Dataset records:
BEGIN

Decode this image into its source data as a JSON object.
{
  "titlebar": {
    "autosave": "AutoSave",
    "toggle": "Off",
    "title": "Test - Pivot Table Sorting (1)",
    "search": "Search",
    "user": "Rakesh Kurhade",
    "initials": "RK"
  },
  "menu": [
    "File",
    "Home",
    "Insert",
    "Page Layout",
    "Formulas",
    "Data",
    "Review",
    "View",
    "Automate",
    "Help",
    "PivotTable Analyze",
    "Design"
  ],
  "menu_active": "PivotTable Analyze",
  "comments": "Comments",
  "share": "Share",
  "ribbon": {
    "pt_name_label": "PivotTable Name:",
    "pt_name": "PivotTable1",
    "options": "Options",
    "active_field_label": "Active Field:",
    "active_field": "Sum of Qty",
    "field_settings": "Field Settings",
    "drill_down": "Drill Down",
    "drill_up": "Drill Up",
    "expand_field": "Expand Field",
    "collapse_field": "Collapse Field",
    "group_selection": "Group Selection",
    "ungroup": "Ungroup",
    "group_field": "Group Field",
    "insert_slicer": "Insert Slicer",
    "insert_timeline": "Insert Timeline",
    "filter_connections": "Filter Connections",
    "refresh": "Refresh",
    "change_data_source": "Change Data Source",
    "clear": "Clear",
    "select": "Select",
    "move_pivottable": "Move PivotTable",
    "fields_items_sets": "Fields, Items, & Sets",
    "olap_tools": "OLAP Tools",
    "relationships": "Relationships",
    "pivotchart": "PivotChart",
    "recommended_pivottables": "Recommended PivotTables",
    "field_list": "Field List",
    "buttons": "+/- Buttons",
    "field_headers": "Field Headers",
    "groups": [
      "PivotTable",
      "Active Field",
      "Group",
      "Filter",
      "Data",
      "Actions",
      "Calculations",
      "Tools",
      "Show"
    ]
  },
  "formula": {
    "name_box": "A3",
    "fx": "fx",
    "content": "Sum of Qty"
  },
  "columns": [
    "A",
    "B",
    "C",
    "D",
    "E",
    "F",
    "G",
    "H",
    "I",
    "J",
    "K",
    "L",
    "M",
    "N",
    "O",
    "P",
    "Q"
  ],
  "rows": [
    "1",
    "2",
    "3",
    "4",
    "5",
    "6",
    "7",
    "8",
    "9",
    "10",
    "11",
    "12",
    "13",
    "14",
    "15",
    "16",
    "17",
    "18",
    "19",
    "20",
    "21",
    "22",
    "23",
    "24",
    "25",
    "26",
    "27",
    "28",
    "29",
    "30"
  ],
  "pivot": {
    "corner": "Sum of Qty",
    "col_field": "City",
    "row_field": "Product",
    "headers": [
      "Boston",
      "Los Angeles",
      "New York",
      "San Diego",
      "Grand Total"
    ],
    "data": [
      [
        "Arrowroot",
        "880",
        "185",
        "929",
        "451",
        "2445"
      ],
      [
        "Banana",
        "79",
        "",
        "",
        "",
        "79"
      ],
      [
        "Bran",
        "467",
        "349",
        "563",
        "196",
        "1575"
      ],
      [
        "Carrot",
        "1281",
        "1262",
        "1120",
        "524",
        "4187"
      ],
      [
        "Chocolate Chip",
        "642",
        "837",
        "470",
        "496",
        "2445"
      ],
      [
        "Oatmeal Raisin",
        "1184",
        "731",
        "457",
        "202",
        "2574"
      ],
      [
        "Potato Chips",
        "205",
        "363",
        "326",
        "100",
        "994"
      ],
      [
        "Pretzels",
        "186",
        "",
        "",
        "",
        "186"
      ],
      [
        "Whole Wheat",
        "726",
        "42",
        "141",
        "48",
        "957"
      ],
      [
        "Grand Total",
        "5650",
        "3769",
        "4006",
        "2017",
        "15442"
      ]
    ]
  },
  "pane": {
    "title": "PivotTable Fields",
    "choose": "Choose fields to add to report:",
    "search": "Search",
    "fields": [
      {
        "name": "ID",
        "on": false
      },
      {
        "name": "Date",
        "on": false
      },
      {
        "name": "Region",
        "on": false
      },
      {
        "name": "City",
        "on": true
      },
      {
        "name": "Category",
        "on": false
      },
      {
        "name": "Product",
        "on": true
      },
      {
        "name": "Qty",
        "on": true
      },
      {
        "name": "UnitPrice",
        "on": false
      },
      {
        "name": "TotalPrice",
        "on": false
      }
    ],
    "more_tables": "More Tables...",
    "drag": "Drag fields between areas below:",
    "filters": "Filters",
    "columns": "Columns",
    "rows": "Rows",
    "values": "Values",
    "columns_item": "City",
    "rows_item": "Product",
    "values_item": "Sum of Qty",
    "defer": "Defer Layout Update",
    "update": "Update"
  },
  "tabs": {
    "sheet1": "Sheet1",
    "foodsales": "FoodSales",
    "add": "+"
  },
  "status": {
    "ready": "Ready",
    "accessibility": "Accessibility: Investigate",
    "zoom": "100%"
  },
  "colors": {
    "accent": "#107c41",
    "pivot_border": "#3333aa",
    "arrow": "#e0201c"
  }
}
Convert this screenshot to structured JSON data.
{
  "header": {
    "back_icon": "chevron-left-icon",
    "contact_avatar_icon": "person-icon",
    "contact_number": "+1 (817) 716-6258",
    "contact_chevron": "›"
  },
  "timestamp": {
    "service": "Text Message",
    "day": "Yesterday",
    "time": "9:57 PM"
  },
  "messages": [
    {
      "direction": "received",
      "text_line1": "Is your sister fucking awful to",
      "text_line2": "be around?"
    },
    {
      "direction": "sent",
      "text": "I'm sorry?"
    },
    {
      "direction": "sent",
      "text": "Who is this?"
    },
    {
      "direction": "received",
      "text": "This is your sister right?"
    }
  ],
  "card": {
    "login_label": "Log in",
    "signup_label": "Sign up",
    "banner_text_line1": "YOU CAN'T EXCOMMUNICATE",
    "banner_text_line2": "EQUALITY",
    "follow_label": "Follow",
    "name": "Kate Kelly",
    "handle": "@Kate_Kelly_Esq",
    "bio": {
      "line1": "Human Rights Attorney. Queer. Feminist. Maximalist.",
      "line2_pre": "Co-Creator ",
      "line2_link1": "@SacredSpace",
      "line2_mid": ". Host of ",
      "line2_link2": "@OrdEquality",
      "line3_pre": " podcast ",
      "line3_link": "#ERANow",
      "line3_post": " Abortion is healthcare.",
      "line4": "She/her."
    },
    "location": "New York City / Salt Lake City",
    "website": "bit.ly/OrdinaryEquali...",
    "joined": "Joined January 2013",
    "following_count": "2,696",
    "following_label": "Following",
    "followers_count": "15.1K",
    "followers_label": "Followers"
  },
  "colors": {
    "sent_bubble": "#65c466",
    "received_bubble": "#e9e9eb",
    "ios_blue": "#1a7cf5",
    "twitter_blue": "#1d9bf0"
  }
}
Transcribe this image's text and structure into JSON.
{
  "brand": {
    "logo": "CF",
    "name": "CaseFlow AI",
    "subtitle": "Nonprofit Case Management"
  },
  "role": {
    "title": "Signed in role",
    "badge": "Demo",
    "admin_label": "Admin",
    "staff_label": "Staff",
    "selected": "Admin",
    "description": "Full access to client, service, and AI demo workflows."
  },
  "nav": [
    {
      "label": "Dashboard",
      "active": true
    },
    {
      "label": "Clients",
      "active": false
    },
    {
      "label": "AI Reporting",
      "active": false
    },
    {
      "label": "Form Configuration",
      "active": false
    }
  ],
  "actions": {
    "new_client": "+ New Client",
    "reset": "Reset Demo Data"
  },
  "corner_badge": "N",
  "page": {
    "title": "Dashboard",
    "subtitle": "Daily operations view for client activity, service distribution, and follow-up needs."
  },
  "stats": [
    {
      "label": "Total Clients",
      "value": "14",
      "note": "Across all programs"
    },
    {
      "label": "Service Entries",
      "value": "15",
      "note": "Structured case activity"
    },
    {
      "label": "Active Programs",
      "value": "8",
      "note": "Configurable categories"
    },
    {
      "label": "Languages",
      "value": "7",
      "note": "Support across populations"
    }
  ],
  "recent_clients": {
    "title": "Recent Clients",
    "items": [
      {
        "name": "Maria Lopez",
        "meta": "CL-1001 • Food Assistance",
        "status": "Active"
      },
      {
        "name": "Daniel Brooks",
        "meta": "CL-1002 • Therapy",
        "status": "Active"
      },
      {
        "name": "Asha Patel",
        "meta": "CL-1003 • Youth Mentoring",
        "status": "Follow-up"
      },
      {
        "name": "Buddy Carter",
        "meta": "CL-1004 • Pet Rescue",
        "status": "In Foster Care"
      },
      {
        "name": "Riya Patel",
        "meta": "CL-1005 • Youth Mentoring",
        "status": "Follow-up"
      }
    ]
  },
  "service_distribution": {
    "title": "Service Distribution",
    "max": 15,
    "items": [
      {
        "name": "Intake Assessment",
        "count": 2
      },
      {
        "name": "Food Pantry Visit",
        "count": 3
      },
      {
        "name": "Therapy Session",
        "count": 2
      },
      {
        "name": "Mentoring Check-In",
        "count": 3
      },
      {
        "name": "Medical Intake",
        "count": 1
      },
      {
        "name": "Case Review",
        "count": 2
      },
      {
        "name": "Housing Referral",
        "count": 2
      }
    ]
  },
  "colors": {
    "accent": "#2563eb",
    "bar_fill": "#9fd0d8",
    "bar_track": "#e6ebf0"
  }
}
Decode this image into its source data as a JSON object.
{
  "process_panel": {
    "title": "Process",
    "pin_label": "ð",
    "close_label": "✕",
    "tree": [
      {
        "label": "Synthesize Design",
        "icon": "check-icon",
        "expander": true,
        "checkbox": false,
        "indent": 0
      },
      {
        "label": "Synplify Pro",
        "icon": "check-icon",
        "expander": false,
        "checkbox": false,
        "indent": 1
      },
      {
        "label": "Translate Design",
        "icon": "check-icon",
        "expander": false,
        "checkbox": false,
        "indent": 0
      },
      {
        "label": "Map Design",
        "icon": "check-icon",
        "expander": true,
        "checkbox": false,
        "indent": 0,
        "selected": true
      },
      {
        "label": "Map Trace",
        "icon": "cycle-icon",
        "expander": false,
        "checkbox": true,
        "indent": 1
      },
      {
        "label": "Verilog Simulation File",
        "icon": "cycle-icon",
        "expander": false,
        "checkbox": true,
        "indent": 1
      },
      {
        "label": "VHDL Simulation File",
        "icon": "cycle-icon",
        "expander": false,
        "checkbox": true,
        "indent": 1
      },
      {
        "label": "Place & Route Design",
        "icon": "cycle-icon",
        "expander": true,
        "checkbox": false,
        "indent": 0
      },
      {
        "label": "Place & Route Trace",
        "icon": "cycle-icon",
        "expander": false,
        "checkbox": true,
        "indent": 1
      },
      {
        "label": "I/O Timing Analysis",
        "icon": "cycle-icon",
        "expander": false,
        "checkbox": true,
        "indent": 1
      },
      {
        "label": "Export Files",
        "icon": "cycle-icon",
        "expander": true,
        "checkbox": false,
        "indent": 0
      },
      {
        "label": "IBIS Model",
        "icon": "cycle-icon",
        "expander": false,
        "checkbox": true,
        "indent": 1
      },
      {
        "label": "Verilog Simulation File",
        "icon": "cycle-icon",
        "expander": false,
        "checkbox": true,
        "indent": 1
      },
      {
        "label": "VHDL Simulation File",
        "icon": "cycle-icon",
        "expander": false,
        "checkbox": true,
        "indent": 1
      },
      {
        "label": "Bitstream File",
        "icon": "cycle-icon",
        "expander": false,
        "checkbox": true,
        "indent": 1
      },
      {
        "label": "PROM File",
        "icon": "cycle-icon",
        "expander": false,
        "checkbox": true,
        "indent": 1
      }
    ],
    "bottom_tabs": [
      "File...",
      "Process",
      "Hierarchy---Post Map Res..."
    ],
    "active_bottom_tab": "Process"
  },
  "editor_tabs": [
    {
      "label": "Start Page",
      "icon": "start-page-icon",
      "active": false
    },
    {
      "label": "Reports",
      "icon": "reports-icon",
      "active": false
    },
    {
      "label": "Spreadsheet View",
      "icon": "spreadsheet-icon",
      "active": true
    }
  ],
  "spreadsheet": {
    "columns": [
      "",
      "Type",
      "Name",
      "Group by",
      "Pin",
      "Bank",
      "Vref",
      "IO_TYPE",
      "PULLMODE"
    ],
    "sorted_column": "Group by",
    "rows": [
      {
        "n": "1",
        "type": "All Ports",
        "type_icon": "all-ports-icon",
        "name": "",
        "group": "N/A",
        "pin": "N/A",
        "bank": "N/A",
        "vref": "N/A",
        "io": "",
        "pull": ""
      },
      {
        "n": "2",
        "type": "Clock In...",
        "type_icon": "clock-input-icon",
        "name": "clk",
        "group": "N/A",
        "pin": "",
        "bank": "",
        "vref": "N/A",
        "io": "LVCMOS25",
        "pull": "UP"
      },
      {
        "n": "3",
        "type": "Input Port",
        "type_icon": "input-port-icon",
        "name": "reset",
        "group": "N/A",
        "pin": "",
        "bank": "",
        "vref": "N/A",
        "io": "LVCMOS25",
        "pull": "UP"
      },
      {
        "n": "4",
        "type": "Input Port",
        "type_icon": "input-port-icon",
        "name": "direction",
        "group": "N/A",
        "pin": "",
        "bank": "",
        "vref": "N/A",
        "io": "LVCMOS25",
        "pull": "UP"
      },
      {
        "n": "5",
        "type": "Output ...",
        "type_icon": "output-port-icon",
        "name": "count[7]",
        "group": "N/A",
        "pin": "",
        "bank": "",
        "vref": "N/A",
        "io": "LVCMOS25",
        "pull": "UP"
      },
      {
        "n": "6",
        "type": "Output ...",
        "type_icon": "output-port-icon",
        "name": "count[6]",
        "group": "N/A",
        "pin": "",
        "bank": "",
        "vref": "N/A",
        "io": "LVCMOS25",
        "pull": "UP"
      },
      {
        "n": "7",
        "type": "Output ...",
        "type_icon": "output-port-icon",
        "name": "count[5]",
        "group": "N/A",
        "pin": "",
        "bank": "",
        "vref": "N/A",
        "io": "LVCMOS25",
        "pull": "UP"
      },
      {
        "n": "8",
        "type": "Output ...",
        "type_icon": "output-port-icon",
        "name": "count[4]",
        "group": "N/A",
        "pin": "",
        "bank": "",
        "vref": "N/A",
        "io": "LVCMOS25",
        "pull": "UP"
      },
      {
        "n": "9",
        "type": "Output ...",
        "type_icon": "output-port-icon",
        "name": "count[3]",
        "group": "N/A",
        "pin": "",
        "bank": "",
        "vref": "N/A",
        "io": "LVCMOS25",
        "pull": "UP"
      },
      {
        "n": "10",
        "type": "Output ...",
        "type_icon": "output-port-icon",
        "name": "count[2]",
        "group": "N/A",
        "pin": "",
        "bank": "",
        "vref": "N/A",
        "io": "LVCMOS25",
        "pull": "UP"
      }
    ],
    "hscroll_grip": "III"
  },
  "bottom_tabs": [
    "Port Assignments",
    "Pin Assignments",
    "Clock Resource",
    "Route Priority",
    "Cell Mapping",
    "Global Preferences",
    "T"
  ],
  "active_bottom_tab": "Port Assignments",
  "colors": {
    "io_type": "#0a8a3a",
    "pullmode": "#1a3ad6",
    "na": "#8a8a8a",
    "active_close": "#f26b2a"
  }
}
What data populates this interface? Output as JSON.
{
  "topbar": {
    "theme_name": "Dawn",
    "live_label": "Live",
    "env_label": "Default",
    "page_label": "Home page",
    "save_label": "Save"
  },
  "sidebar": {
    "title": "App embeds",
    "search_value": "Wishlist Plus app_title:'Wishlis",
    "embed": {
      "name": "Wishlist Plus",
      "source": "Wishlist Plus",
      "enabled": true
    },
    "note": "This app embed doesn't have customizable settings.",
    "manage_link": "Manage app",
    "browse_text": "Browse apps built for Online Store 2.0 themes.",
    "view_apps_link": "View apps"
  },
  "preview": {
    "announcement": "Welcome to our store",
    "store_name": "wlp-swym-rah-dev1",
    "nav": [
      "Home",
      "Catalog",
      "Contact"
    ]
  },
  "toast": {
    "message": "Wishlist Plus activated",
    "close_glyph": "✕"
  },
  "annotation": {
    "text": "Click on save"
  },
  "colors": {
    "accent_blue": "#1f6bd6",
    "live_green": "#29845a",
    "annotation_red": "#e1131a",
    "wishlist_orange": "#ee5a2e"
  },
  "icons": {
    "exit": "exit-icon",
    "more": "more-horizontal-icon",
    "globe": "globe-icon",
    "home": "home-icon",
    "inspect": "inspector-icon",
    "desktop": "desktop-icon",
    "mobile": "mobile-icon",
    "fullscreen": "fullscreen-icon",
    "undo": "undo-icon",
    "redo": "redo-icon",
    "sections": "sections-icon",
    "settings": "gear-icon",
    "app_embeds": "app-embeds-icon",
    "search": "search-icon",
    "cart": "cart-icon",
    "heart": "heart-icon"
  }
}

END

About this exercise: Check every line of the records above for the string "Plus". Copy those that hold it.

Written reply:
    "search_value": "Wishlist Plus app_title:'Wishlis",
      "name": "Wishlist Plus",
      "source": "Wishlist Plus",
    "message": "Wishlist Plus activated",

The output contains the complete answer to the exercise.